Washington, D.C.– How well do independence and oversight work together in the role of inspectors general? A new Bipartisan Policy Center report recommends improving the lines of communication between the 73 independent inspectors general (IGs) and the agencies they oversee and Congress.

In the report, Oversight Matters: What’s Next for Inspectors General, the BPC Task Force on Oversight and Inspectors General recommends rethinking the IG-agency relationship so that the inspector general has a seat at the table during agency management meetings so that problems can be caught and fixed early.

“While the national news focuses on high profile IG investigations, most IGs perform their work out of the limelight. Congress created IGs not just as watchdogs, but also to assist agencies in better accomplishing their missions,” said Ed DeSeve, a BPC task force member and former Office of Management and Budget (OMB) official. “Constructive working relationships with agency management do not require IGs to compromise their independence.”

The task force also recommends that congressional committees take more opportunities to highlight recommendations from IGs during hearings and public forums and include open recommendations from the IGs in their oversight plans for each Congress.

“Congress often doesn’t pay attention to the IGs’ work until major scandals capture the public’s attention,” said Denise Wilson, a BPC task force member and former White House official. “A better way to improve government is to build out more frequent opportunities for IGs to share their work with Congress and for Congress to follow up on IG recommendations.”

Forty years after the IG Act created inspectors general is an opportune moment to review this very important oversight role and make adjustments for greater effectiveness.

“Inspector general oversight has made the federal government more efficient and effective. Inspectors general are conscientious about the actions they take and the public resources they expend on behalf of the American people,” said Robert Shea, a BPC task force member and former OMB official.

Additional task force recommendations include:
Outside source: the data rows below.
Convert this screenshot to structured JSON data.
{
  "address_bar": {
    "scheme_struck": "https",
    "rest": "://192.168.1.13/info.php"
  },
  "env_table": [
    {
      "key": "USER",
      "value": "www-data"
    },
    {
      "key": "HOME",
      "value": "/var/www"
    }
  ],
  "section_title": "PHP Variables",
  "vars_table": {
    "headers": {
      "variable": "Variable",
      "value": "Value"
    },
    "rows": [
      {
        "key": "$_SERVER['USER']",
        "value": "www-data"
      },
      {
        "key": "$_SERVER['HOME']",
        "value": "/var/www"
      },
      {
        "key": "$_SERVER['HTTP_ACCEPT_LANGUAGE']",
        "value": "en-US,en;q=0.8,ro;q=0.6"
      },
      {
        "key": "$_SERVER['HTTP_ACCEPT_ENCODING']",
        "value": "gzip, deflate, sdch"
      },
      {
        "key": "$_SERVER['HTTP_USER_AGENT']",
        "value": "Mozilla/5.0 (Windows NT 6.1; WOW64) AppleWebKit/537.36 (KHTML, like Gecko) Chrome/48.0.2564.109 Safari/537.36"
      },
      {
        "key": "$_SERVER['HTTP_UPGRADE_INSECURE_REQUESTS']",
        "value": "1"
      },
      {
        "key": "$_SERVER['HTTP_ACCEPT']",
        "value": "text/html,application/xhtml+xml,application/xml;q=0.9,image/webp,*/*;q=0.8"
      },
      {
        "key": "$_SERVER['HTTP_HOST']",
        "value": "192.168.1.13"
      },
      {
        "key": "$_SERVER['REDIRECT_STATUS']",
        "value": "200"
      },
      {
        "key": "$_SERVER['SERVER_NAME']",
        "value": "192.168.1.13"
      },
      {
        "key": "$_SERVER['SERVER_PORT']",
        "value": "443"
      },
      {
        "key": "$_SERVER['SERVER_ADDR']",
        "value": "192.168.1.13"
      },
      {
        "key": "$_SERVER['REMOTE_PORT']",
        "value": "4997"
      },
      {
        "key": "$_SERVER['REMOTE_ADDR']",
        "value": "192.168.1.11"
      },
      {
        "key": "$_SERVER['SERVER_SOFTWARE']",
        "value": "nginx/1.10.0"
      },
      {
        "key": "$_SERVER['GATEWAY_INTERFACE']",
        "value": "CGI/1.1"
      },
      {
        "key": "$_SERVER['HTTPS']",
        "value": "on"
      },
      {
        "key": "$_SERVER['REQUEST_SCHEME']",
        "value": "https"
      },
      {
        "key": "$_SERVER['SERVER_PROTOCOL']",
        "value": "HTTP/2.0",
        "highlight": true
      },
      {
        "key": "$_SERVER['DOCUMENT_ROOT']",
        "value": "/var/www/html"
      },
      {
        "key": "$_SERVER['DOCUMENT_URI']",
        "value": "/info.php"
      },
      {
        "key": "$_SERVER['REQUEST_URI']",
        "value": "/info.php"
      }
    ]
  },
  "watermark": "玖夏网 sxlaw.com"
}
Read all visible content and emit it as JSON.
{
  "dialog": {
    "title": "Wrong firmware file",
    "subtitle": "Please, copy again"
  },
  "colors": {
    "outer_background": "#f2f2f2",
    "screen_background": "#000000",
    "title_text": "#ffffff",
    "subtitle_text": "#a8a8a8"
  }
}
  • For IGs to better address government-wide challenges that cross agency lines, Congress should allocate dedicated funding to the coordinating council of IGs (CIGIE).
  • High number of vacant IG positions should be filled by the administration as quickly as practicable to ensure executive branch accountability.
  • Congress should review and streamline mandatory reporting requirements for IGs in order to increase their oversight capacity.
  • The IG community should develop protocols governing interactions with Congress to improve communication and bolster their independence.